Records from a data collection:
::::

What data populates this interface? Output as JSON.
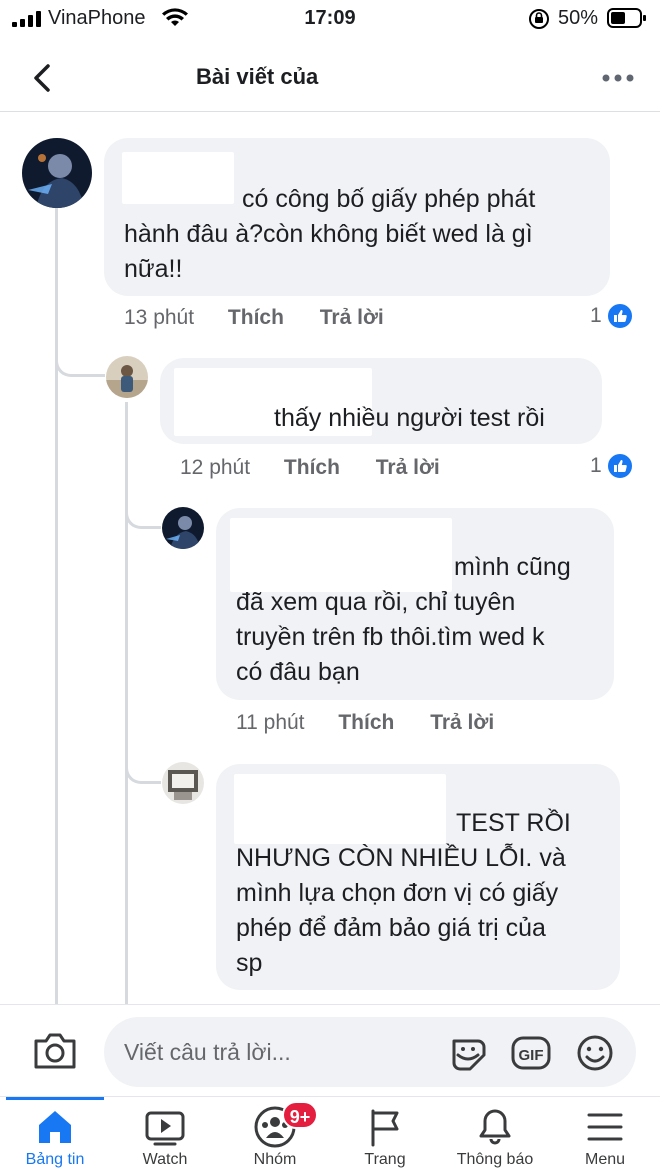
{
  "status_bar": {
    "carrier": "VinaPhone",
    "time": "17:09",
    "battery": "50%"
  },
  "header": {
    "title": "Bài viết của"
  },
  "comments": [
    {
      "text": "có công bố giấy phép phát\nhành đâu à?còn không biết wed là gì\nnữa!!",
      "time": "13 phút",
      "like_label": "Thích",
      "reply_label": "Trả lời",
      "reactions": "1"
    },
    {
      "text": "thấy nhiều người test rồi",
      "time": "12 phút",
      "like_label": "Thích",
      "reply_label": "Trả lời",
      "reactions": "1"
    },
    {
      "text": "mình cũng\nđã xem qua rồi, chỉ tuyên\ntruyền trên fb thôi.tìm wed k\ncó đâu bạn",
      "time": "11 phút",
      "like_label": "Thích",
      "reply_label": "Trả lời"
    },
    {
      "text": "TEST RỒI\nNHƯNG CÒN NHIỀU LỖI. và\nmình lựa chọn đơn vị có giấy\nphép để đảm bảo giá trị của\nsp"
    }
  ],
  "composer": {
    "placeholder": "Viết câu trả lời..."
  },
  "tabs": [
    {
      "label": "Bảng tin",
      "active": true
    },
    {
      "label": "Watch"
    },
    {
      "label": "Nhóm",
      "badge": "9+"
    },
    {
      "label": "Trang"
    },
    {
      "label": "Thông báo"
    },
    {
      "label": "Menu"
    }
  ],
  "colors": {
    "accent": "#1877f2",
    "bubble": "#f0f2f5",
    "meta_text": "#65676b",
    "badge": "#e41e3f"
  }
}
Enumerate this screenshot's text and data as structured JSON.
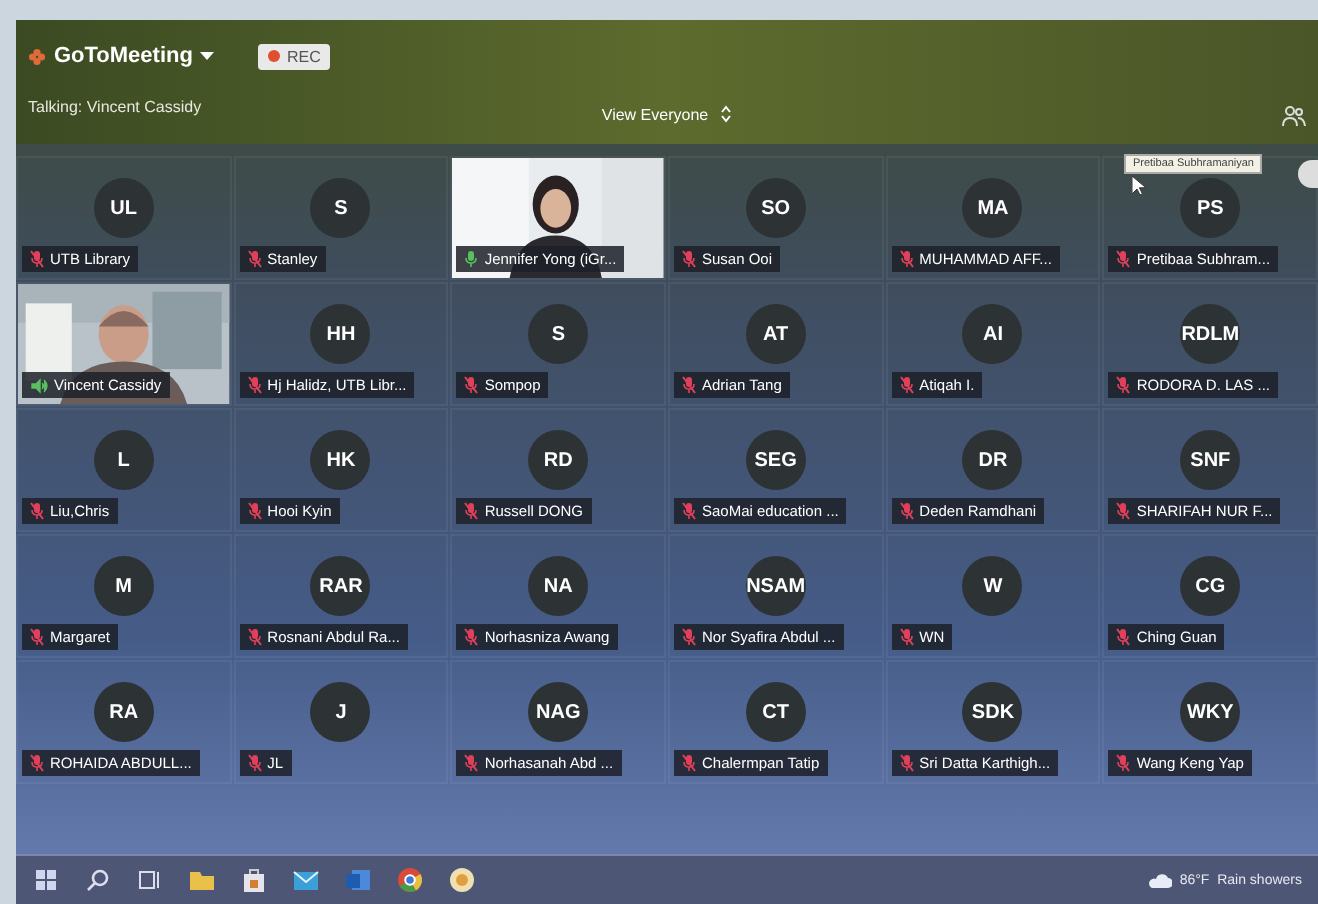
{
  "header": {
    "app_name": "GoToMeeting",
    "rec_label": "REC",
    "talking": "Talking: Vincent Cassidy",
    "view": "View Everyone"
  },
  "tooltip": "Pretibaa Subhramaniyan",
  "participants": [
    {
      "kind": "avatar",
      "initials": "UL",
      "name": "UTB Library",
      "muted": true,
      "talking": false
    },
    {
      "kind": "avatar",
      "initials": "S",
      "name": "Stanley",
      "muted": true,
      "talking": false
    },
    {
      "kind": "video",
      "name": "Jennifer Yong (iGr...",
      "muted": false,
      "talking": false
    },
    {
      "kind": "avatar",
      "initials": "SO",
      "name": "Susan Ooi",
      "muted": true,
      "talking": false
    },
    {
      "kind": "avatar",
      "initials": "MA",
      "name": "MUHAMMAD AFF...",
      "muted": true,
      "talking": false
    },
    {
      "kind": "avatar",
      "initials": "PS",
      "name": "Pretibaa Subhram...",
      "muted": true,
      "talking": false
    },
    {
      "kind": "video",
      "name": "Vincent Cassidy",
      "muted": false,
      "talking": true
    },
    {
      "kind": "avatar",
      "initials": "HH",
      "name": "Hj Halidz, UTB Libr...",
      "muted": true,
      "talking": false
    },
    {
      "kind": "avatar",
      "initials": "S",
      "name": "Sompop",
      "muted": true,
      "talking": false
    },
    {
      "kind": "avatar",
      "initials": "AT",
      "name": "Adrian Tang",
      "muted": true,
      "talking": false
    },
    {
      "kind": "avatar",
      "initials": "AI",
      "name": "Atiqah I.",
      "muted": true,
      "talking": false
    },
    {
      "kind": "avatar",
      "initials": "RDLM",
      "name": "RODORA D. LAS ...",
      "muted": true,
      "talking": false
    },
    {
      "kind": "avatar",
      "initials": "L",
      "name": "Liu,Chris",
      "muted": true,
      "talking": false
    },
    {
      "kind": "avatar",
      "initials": "HK",
      "name": "Hooi Kyin",
      "muted": true,
      "talking": false
    },
    {
      "kind": "avatar",
      "initials": "RD",
      "name": "Russell DONG",
      "muted": true,
      "talking": false
    },
    {
      "kind": "avatar",
      "initials": "SEG",
      "name": "SaoMai education ...",
      "muted": true,
      "talking": false
    },
    {
      "kind": "avatar",
      "initials": "DR",
      "name": "Deden Ramdhani",
      "muted": true,
      "talking": false
    },
    {
      "kind": "avatar",
      "initials": "SNF",
      "name": "SHARIFAH NUR F...",
      "muted": true,
      "talking": false
    },
    {
      "kind": "avatar",
      "initials": "M",
      "name": "Margaret",
      "muted": true,
      "talking": false
    },
    {
      "kind": "avatar",
      "initials": "RAR",
      "name": "Rosnani Abdul Ra...",
      "muted": true,
      "talking": false
    },
    {
      "kind": "avatar",
      "initials": "NA",
      "name": "Norhasniza Awang",
      "muted": true,
      "talking": false
    },
    {
      "kind": "avatar",
      "initials": "NSAM",
      "name": "Nor Syafira Abdul ...",
      "muted": true,
      "talking": false
    },
    {
      "kind": "avatar",
      "initials": "W",
      "name": "WN",
      "muted": true,
      "talking": false
    },
    {
      "kind": "avatar",
      "initials": "CG",
      "name": "Ching Guan",
      "muted": true,
      "talking": false
    },
    {
      "kind": "avatar",
      "initials": "RA",
      "name": "ROHAIDA ABDULL...",
      "muted": true,
      "talking": false
    },
    {
      "kind": "avatar",
      "initials": "J",
      "name": "JL",
      "muted": true,
      "talking": false
    },
    {
      "kind": "avatar",
      "initials": "NAG",
      "name": "Norhasanah Abd ...",
      "muted": true,
      "talking": false
    },
    {
      "kind": "avatar",
      "initials": "CT",
      "name": "Chalermpan Tatip",
      "muted": true,
      "talking": false
    },
    {
      "kind": "avatar",
      "initials": "SDK",
      "name": "Sri Datta Karthigh...",
      "muted": true,
      "talking": false
    },
    {
      "kind": "avatar",
      "initials": "WKY",
      "name": "Wang Keng Yap",
      "muted": true,
      "talking": false
    }
  ],
  "taskbar": {
    "weather": "86°F  Rain showers"
  }
}
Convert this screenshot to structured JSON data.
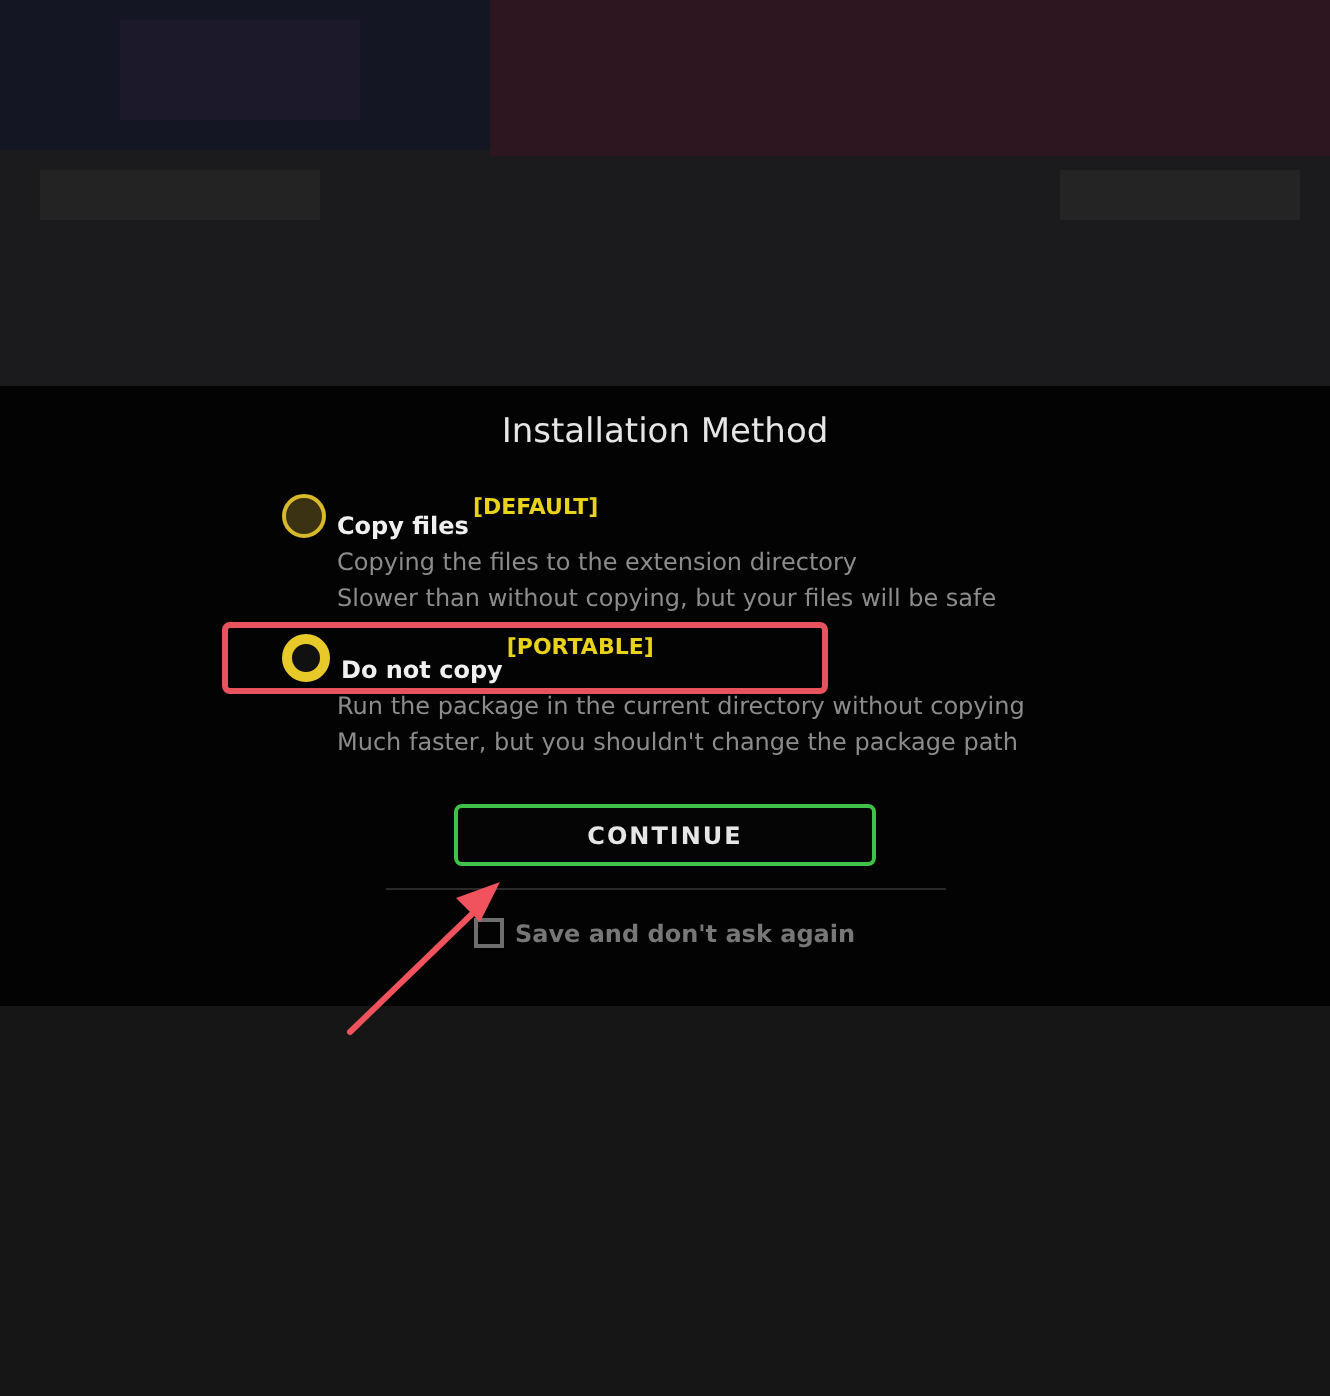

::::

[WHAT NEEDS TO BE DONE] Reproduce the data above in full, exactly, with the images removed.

[TASK RESULT]
What data populates this interface? Output as JSON.
{
  "status_bar": {
    "carrier": "VinaPhone",
    "time": "17:09",
    "battery": "50%"
  },
  "header": {
    "title": "Bài viết của"
  },
  "comments": [
    {
      "text": "có công bố giấy phép phát\nhành đâu à?còn không biết wed là gì\nnữa!!",
      "time": "13 phút",
      "like_label": "Thích",
      "reply_label": "Trả lời",
      "reactions": "1"
    },
    {
      "text": "thấy nhiều người test rồi",
      "time": "12 phút",
      "like_label": "Thích",
      "reply_label": "Trả lời",
      "reactions": "1"
    },
    {
      "text": "mình cũng\nđã xem qua rồi, chỉ tuyên\ntruyền trên fb thôi.tìm wed k\ncó đâu bạn",
      "time": "11 phút",
      "like_label": "Thích",
      "reply_label": "Trả lời"
    },
    {
      "text": "TEST RỒI\nNHƯNG CÒN NHIỀU LỖI. và\nmình lựa chọn đơn vị có giấy\nphép để đảm bảo giá trị của\nsp"
    }
  ],
  "composer": {
    "placeholder": "Viết câu trả lời..."
  },
  "tabs": [
    {
      "label": "Bảng tin",
      "active": true
    },
    {
      "label": "Watch"
    },
    {
      "label": "Nhóm",
      "badge": "9+"
    },
    {
      "label": "Trang"
    },
    {
      "label": "Thông báo"
    },
    {
      "label": "Menu"
    }
  ],
  "colors": {
    "accent": "#1877f2",
    "bubble": "#f0f2f5",
    "meta_text": "#65676b",
    "badge": "#e41e3f"
  }
}
Enumerate this screenshot's text and data as structured JSON.
{
  "header": {
    "app_name": "GoToMeeting",
    "rec_label": "REC",
    "talking": "Talking: Vincent Cassidy",
    "view": "View Everyone"
  },
  "tooltip": "Pretibaa Subhramaniyan",
  "participants": [
    {
      "kind": "avatar",
      "initials": "UL",
      "name": "UTB Library",
      "muted": true,
      "talking": false
    },
    {
      "kind": "avatar",
      "initials": "S",
      "name": "Stanley",
      "muted": true,
      "talking": false
    },
    {
      "kind": "video",
      "name": "Jennifer Yong (iGr...",
      "muted": false,
      "talking": false
    },
    {
      "kind": "avatar",
      "initials": "SO",
      "name": "Susan Ooi",
      "muted": true,
      "talking": false
    },
    {
      "kind": "avatar",
      "initials": "MA",
      "name": "MUHAMMAD AFF...",
      "muted": true,
      "talking": false
    },
    {
      "kind": "avatar",
      "initials": "PS",
      "name": "Pretibaa Subhram...",
      "muted": true,
      "talking": false
    },
    {
      "kind": "video",
      "name": "Vincent Cassidy",
      "muted": false,
      "talking": true
    },
    {
      "kind": "avatar",
      "initials": "HH",
      "name": "Hj Halidz, UTB Libr...",
      "muted": true,
      "talking": false
    },
    {
      "kind": "avatar",
      "initials": "S",
      "name": "Sompop",
      "muted": true,
      "talking": false
    },
    {
      "kind": "avatar",
      "initials": "AT",
      "name": "Adrian Tang",
      "muted": true,
      "talking": false
    },
    {
      "kind": "avatar",
      "initials": "AI",
      "name": "Atiqah I.",
      "muted": true,
      "talking": false
    },
    {
      "kind": "avatar",
      "initials": "RDLM",
      "name": "RODORA D. LAS ...",
      "muted": true,
      "talking": false
    },
    {
      "kind": "avatar",
      "initials": "L",
      "name": "Liu,Chris",
      "muted": true,
      "talking": false
    },
    {
      "kind": "avatar",
      "initials": "HK",
      "name": "Hooi Kyin",
      "muted": true,
      "talking": false
    },
    {
      "kind": "avatar",
      "initials": "RD",
      "name": "Russell DONG",
      "muted": true,
      "talking": false
    },
    {
      "kind": "avatar",
      "initials": "SEG",
      "name": "SaoMai education ...",
      "muted": true,
      "talking": false
    },
    {
      "kind": "avatar",
      "initials": "DR",
      "name": "Deden Ramdhani",
      "muted": true,
      "talking": false
    },
    {
      "kind": "avatar",
      "initials": "SNF",
      "name": "SHARIFAH NUR F...",
      "muted": true,
      "talking": false
    },
    {
      "kind": "avatar",
      "initials": "M",
      "name": "Margaret",
      "muted": true,
      "talking": false
    },
    {
      "kind": "avatar",
      "initials": "RAR",
      "name": "Rosnani Abdul Ra...",
      "muted": true,
      "talking": false
    },
    {
      "kind": "avatar",
      "initials": "NA",
      "name": "Norhasniza Awang",
      "muted": true,
      "talking": false
    },
    {
      "kind": "avatar",
      "initials": "NSAM",
      "name": "Nor Syafira Abdul ...",
      "muted": true,
      "talking": false
    },
    {
      "kind": "avatar",
      "initials": "W",
      "name": "WN",
      "muted": true,
      "talking": false
    },
    {
      "kind": "avatar",
      "initials": "CG",
      "name": "Ching Guan",
      "muted": true,
      "talking": false
    },
    {
      "kind": "avatar",
      "initials": "RA",
      "name": "ROHAIDA ABDULL...",
      "muted": true,
      "talking": false
    },
    {
      "kind": "avatar",
      "initials": "J",
      "name": "JL",
      "muted": true,
      "talking": false
    },
    {
      "kind": "avatar",
      "initials": "NAG",
      "name": "Norhasanah Abd ...",
      "muted": true,
      "talking": false
    },
    {
      "kind": "avatar",
      "initials": "CT",
      "name": "Chalermpan Tatip",
      "muted": true,
      "talking": false
    },
    {
      "kind": "avatar",
      "initials": "SDK",
      "name": "Sri Datta Karthigh...",
      "muted": true,
      "talking": false
    },
    {
      "kind": "avatar",
      "initials": "WKY",
      "name": "Wang Keng Yap",
      "muted": true,
      "talking": false
    }
  ],
  "taskbar": {
    "weather": "86°F  Rain showers"
  }
}
Convert this screenshot to structured JSON data.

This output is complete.